* [What you will do] Scan the entries below. List each line with "kind".

#### Records ####

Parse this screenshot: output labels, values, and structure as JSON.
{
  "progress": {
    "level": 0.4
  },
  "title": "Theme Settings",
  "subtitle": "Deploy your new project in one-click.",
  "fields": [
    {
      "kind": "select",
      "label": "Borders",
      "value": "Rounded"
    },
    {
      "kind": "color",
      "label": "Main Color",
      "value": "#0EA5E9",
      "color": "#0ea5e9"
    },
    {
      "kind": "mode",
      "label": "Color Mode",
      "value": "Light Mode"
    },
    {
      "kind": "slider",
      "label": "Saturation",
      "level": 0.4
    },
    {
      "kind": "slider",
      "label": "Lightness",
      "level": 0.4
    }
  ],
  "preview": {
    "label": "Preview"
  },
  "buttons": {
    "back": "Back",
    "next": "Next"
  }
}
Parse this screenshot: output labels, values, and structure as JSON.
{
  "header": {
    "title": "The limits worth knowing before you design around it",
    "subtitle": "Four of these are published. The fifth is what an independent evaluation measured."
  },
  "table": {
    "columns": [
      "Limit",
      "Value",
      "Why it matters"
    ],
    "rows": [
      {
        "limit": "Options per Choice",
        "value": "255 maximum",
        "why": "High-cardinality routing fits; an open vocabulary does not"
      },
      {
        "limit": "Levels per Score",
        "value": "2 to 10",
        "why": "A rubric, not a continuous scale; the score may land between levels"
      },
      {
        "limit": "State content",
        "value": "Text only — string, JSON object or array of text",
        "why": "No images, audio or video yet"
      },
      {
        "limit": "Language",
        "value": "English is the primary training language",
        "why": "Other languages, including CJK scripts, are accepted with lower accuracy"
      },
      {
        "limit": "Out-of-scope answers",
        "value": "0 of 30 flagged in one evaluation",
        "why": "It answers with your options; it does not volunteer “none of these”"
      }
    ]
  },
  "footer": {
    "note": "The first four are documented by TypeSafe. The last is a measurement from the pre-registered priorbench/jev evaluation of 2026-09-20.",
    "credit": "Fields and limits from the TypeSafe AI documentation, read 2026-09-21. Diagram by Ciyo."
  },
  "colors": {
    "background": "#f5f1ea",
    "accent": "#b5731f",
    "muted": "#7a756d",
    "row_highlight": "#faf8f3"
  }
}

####

* [Your solution]
      "kind": "select",
      "kind": "color",
      "kind": "mode",
      "kind": "slider",
      "kind": "slider",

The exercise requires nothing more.